» **Dataset excerpts**
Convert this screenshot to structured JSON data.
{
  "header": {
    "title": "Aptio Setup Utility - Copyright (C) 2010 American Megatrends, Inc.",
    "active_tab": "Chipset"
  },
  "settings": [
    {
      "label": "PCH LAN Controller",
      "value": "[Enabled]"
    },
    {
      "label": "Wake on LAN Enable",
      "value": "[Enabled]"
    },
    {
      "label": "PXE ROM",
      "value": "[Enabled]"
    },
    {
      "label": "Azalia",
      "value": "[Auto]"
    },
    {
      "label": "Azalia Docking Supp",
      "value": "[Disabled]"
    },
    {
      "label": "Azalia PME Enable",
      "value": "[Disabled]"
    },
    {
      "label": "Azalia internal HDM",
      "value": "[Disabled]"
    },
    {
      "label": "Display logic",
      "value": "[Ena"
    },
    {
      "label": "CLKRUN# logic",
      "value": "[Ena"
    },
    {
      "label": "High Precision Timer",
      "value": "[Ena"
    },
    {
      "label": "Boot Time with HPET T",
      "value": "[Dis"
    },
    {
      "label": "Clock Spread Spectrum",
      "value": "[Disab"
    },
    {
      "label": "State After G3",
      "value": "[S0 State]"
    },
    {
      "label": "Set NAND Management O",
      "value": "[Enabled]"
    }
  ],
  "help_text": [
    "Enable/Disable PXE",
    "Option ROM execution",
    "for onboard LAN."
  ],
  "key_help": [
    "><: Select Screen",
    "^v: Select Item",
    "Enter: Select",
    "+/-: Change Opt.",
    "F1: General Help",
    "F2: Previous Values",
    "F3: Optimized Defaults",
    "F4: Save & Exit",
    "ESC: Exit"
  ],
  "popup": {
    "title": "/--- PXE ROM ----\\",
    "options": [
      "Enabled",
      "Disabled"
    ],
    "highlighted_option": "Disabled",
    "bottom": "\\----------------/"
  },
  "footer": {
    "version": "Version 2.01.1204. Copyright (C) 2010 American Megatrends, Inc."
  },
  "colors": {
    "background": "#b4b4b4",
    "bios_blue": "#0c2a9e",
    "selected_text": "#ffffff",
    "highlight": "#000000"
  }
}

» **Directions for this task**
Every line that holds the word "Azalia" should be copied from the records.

» **Expected output**
      "label": "Azalia",
      "label": "Azalia Docking Supp",
      "label": "Azalia PME Enable",
      "label": "Azalia internal HDM",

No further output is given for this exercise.